Buying your first house is exciting, daunting and also full of valuable lessons. The more you can prepare yourself for the common pitfalls that may affect new buyers, the more likely you’ll be to avoid them.
Saving up is your first port of call. Saving for a house deposit takes time, energy and a planned approach. Create a budget to work out how much you can afford to put away, look at Help to Save schemes and the new buyer’s ISA products, and research banks for those which offer special rates for deposit savers.
Be realistic with your timelines and track progress so that you can see how close you are to your goal. If your budget and savings calculations show that you’re likely to be saving for years until you have sufficient deposit, put your plan B into action. Look at less expensive areas, consider shared ownership schemes and look for new build schemes which may allow smaller deposits of around 5 per cent.
Be flexible if you are committed to getting on the housing ladder. There are also guarantor mortgages available if your parents are willing to financially back you as a lender; all worth looking at in your quest for home ownership. It also makes sense to have a healthy contingency fund available, as the costs mount up.
On mortgages, homebuyers reports and insurance
There is enormous variety in the mortgage world and interest rates are currently very low compared to historical averages. It is often worth using a whole of market broker who will have access to mortgage deals that you might not be able to find easily as a ‘regular’ customer.
It is also tempting to get the basic home condition report to save money, but remember that a house purchase will be one of the biggest you’ll ever make in your lifetime. So consider getting the more comprehensive homebuyer’s report and spending the extra. It will tell you far more and will give you some negotiating power with the sellers if something crops up that potentially diminishes the home’s value.
Remember too to shop around for your home insurance and don’t feel that you must take buildings insurance from your mortgage provider. They may try the heavy sell, but you aren’t obliged to take it from them, only to have it in place for the duration of the mortgage.
Making a decision
It’s easy to get swept away by a house that you really love, without objectively assessing which features would need to be changed to fit your needs, and which of those would be simple or difficult to manage; both in terms of ease and cost.
For example, instead of completely upgrading the kitchen / bathroom, you could simply install a mains booster pump and that will dramatically improve the water pressure in the whole property.
If you have thoughts of knocking through a partition wall but haven’t actually checked whether or not it is structural, you could find yourself in a fix. Equally, don’t make a choice on your preferred home without enlisting help from at least one other person for a second point of view.

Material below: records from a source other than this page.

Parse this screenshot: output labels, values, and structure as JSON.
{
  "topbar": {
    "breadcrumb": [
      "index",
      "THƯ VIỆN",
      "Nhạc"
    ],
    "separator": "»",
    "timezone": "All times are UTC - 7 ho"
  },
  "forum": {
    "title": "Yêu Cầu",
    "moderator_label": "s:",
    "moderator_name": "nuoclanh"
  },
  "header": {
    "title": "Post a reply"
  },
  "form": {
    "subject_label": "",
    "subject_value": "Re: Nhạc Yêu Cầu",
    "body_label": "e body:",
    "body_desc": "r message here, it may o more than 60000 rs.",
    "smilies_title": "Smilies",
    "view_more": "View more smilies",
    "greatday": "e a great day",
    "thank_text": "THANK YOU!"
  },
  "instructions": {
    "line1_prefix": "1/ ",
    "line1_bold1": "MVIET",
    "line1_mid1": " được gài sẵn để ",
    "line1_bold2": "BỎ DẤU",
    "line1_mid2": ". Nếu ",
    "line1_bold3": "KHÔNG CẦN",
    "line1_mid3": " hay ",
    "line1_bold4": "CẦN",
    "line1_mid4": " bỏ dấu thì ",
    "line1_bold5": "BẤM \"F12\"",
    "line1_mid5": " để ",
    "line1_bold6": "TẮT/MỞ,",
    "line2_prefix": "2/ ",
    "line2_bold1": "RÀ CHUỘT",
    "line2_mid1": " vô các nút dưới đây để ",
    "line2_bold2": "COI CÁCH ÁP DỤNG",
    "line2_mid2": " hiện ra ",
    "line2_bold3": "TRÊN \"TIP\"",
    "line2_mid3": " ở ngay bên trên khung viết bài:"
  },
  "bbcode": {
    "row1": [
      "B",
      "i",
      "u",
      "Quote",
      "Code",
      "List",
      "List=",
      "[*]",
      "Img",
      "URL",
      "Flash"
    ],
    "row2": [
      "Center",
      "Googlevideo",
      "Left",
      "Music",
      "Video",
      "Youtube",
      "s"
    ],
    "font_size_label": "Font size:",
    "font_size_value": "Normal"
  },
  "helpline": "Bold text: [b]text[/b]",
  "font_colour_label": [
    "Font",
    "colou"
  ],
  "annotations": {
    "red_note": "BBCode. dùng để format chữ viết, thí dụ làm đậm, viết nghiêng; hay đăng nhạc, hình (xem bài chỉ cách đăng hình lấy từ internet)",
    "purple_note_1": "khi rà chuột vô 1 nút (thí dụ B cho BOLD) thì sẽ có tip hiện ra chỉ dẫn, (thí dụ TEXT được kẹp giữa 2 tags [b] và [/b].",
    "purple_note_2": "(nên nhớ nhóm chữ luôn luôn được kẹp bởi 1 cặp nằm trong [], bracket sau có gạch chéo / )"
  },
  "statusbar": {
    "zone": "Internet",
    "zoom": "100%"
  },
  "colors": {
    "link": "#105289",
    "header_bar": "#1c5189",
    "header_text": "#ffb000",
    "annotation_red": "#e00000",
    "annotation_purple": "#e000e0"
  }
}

A parent, friend, partner or sibling can be useful since they will see different things from you and will be less emotionally invested in the immediate response to the place. Take a checklist with you that refers to your must haves and ‘would like to haves.’ Take photos, make notes and capture specifics. You’ll be amazed at how you remember things differently later on.
If you’ve visited a potential dream home on a sunny day at the weekend, make sure that you visit at rush hour, and in the evening. Houses, roads, conditions and even neighbours can have very different patterns at different times of day and you don’t want to be lulled into a false sense of security by visiting at the best time of day for that property. For example, homes near schools can find that roads become very congested at drop off and collection times.
Don’t rush into buying your first home if you don’t yet have an emergency fund saved up, certainty of employment and a clear plan for maintaining the house, making repairs and covering the mortgage. It is well worth taking your time until you are sure of your position. As we touched on earlier, a home purchase is likely to be the biggest you’ll ever make, and it’s an asset that you will have for some years once you do invest; for better or worse!